## Work item
Below is a listing with pictures in it. Copy it exactly without them.

Extracted entries START

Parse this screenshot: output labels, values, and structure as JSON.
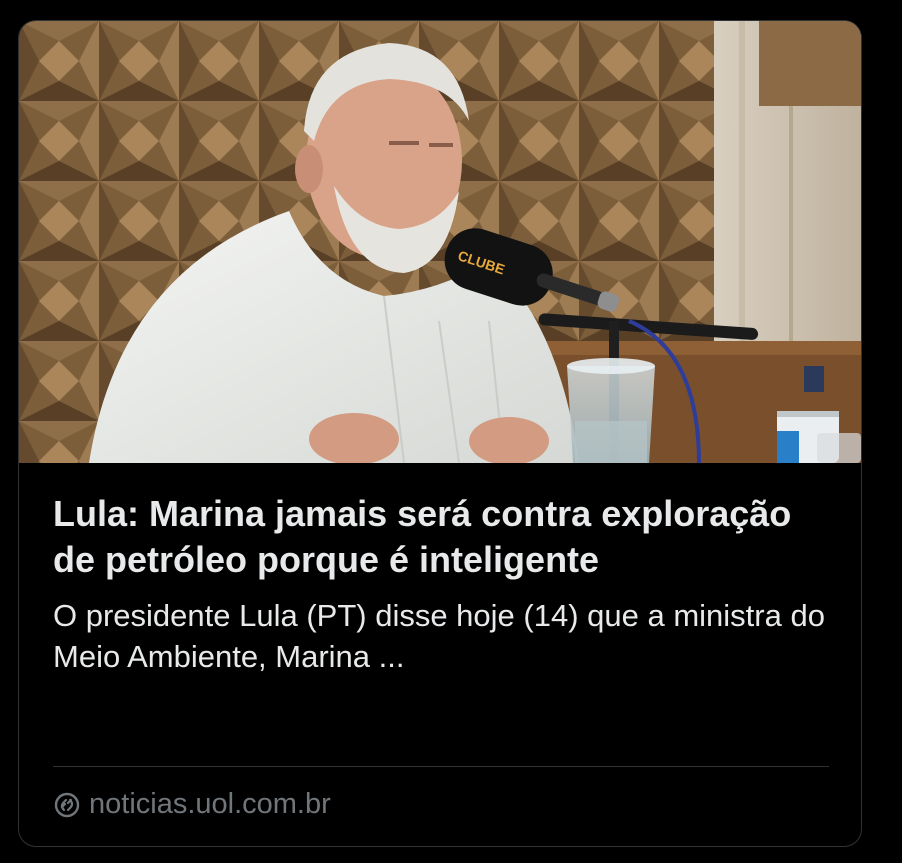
{
  "card": {
    "headline": "Lula: Marina jamais será contra exploração de petróleo porque é inteligente",
    "description": "O presidente Lula (PT) disse hoje (14) que a ministra do Meio Ambiente, Marina ...",
    "source_domain": "noticias.uol.com.br",
    "source_icon": "globe-link-icon",
    "image": {
      "description_icon": "article-photo",
      "mic_label": "CLUBE"
    }
  },
  "colors": {
    "background": "#000000",
    "text_primary": "#e7e9ea",
    "text_secondary": "#71767b",
    "border": "#2f3336"
  }
}
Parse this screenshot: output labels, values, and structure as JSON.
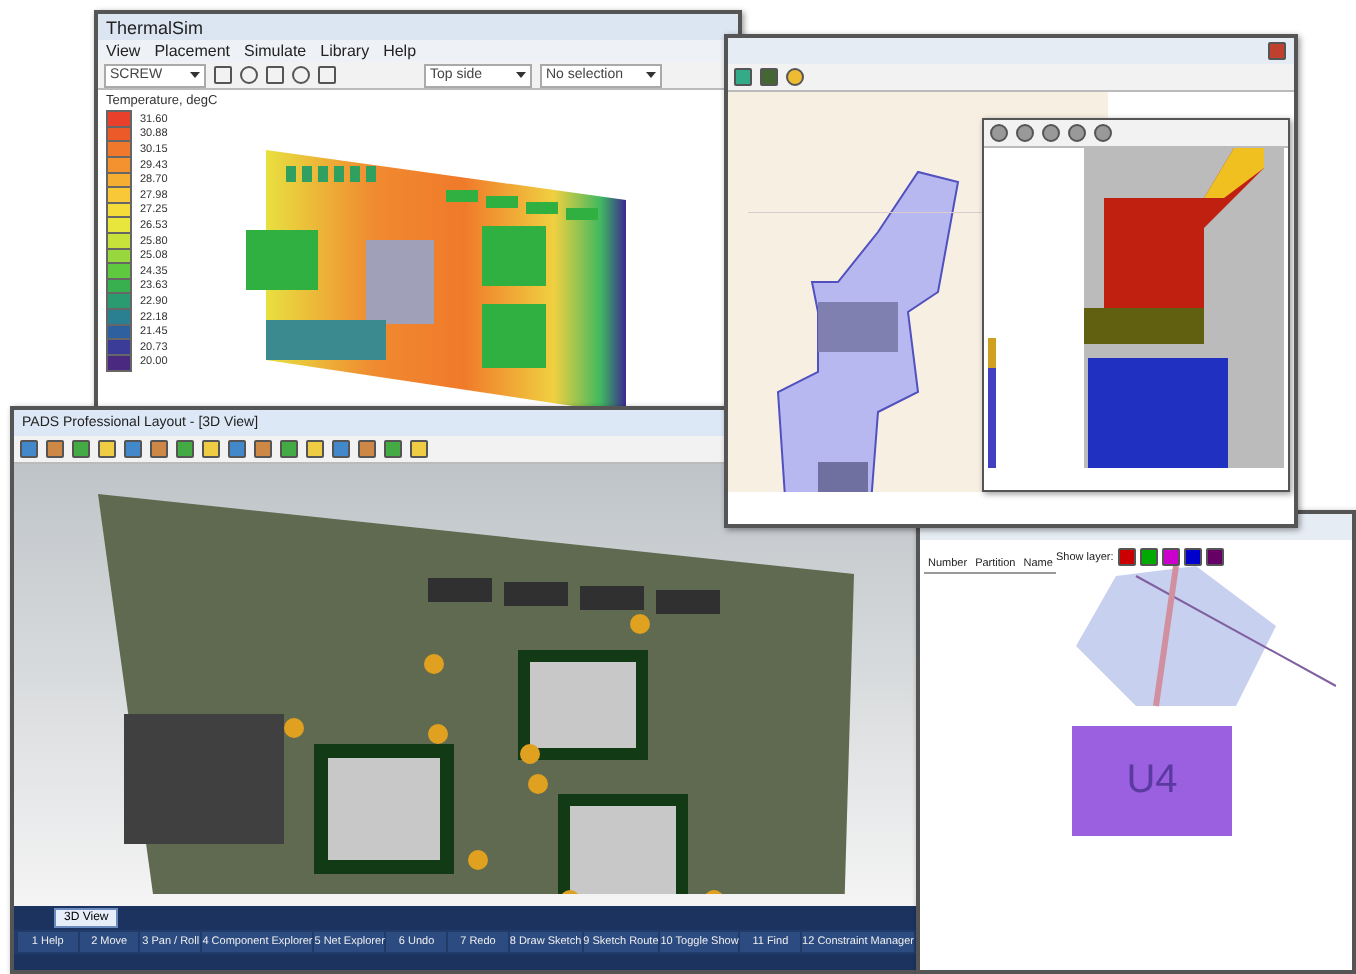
{
  "thermal_window": {
    "title": "ThermalSim",
    "menu": [
      "View",
      "Placement",
      "Simulate",
      "Library",
      "Help"
    ],
    "part_dropdown": "SCREW",
    "side_dropdown": "Top side",
    "selection_dropdown": "No selection",
    "legend": {
      "title": "Temperature, degC",
      "entries": [
        {
          "value": "31.60",
          "color": "#e8402a"
        },
        {
          "value": "30.88",
          "color": "#ec5a2a"
        },
        {
          "value": "30.15",
          "color": "#f0782c"
        },
        {
          "value": "29.43",
          "color": "#f3922e"
        },
        {
          "value": "28.70",
          "color": "#f6ae32"
        },
        {
          "value": "27.98",
          "color": "#f8c838"
        },
        {
          "value": "27.25",
          "color": "#f6dc3a"
        },
        {
          "value": "26.53",
          "color": "#e8e63c"
        },
        {
          "value": "25.80",
          "color": "#c8e23c"
        },
        {
          "value": "25.08",
          "color": "#98d83c"
        },
        {
          "value": "24.35",
          "color": "#5ec83e"
        },
        {
          "value": "23.63",
          "color": "#38b050"
        },
        {
          "value": "22.90",
          "color": "#2a9a70"
        },
        {
          "value": "22.18",
          "color": "#2a8090"
        },
        {
          "value": "21.45",
          "color": "#2e60a0"
        },
        {
          "value": "20.73",
          "color": "#3a3c98"
        },
        {
          "value": "20.00",
          "color": "#4a2a80"
        }
      ]
    }
  },
  "layout_window": {
    "title": "PADS Professional Layout - [3D View]",
    "tabs": [
      {
        "label": "3D View",
        "selected": true
      }
    ],
    "function_keys": [
      "1 Help",
      "2 Move",
      "3 Pan / Roll",
      "4 Component Explorer",
      "5 Net Explorer",
      "6 Undo",
      "7 Redo",
      "8 Draw Sketch",
      "9 Sketch Route",
      "10 Toggle Show",
      "11 Find",
      "12 Constraint Manager"
    ]
  },
  "router_window": {
    "columns": [
      "Number",
      "Partition",
      "Name"
    ],
    "layers_label": "Show layer:",
    "board_label": "U4"
  }
}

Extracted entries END

## Task answer
Parse this screenshot: output labels, values, and structure as JSON.
{
  "card": {
    "headline": "Lula: Marina jamais será contra exploração de petróleo porque é inteligente",
    "description": "O presidente Lula (PT) disse hoje (14) que a ministra do Meio Ambiente, Marina ...",
    "source_domain": "noticias.uol.com.br",
    "source_icon": "globe-link-icon",
    "image": {
      "description_icon": "article-photo",
      "mic_label": "CLUBE"
    }
  },
  "colors": {
    "background": "#000000",
    "text_primary": "#e7e9ea",
    "text_secondary": "#71767b",
    "border": "#2f3336"
  }
}
Parse this screenshot: output labels, values, and structure as JSON.
{
  "thermal_window": {
    "title": "ThermalSim",
    "menu": [
      "View",
      "Placement",
      "Simulate",
      "Library",
      "Help"
    ],
    "part_dropdown": "SCREW",
    "side_dropdown": "Top side",
    "selection_dropdown": "No selection",
    "legend": {
      "title": "Temperature, degC",
      "entries": [
        {
          "value": "31.60",
          "color": "#e8402a"
        },
        {
          "value": "30.88",
          "color": "#ec5a2a"
        },
        {
          "value": "30.15",
          "color": "#f0782c"
        },
        {
          "value": "29.43",
          "color": "#f3922e"
        },
        {
          "value": "28.70",
          "color": "#f6ae32"
        },
        {
          "value": "27.98",
          "color": "#f8c838"
        },
        {
          "value": "27.25",
          "color": "#f6dc3a"
        },
        {
          "value": "26.53",
          "color": "#e8e63c"
        },
        {
          "value": "25.80",
          "color": "#c8e23c"
        },
        {
          "value": "25.08",
          "color": "#98d83c"
        },
        {
          "value": "24.35",
          "color": "#5ec83e"
        },
        {
          "value": "23.63",
          "color": "#38b050"
        },
        {
          "value": "22.90",
          "color": "#2a9a70"
        },
        {
          "value": "22.18",
          "color": "#2a8090"
        },
        {
          "value": "21.45",
          "color": "#2e60a0"
        },
        {
          "value": "20.73",
          "color": "#3a3c98"
        },
        {
          "value": "20.00",
          "color": "#4a2a80"
        }
      ]
    }
  },
  "layout_window": {
    "title": "PADS Professional Layout - [3D View]",
    "tabs": [
      {
        "label": "3D View",
        "selected": true
      }
    ],
    "function_keys": [
      "1 Help",
      "2 Move",
      "3 Pan / Roll",
      "4 Component Explorer",
      "5 Net Explorer",
      "6 Undo",
      "7 Redo",
      "8 Draw Sketch",
      "9 Sketch Route",
      "10 Toggle Show",
      "11 Find",
      "12 Constraint Manager"
    ]
  },
  "router_window": {
    "columns": [
      "Number",
      "Partition",
      "Name"
    ],
    "layers_label": "Show layer:",
    "board_label": "U4"
  }
}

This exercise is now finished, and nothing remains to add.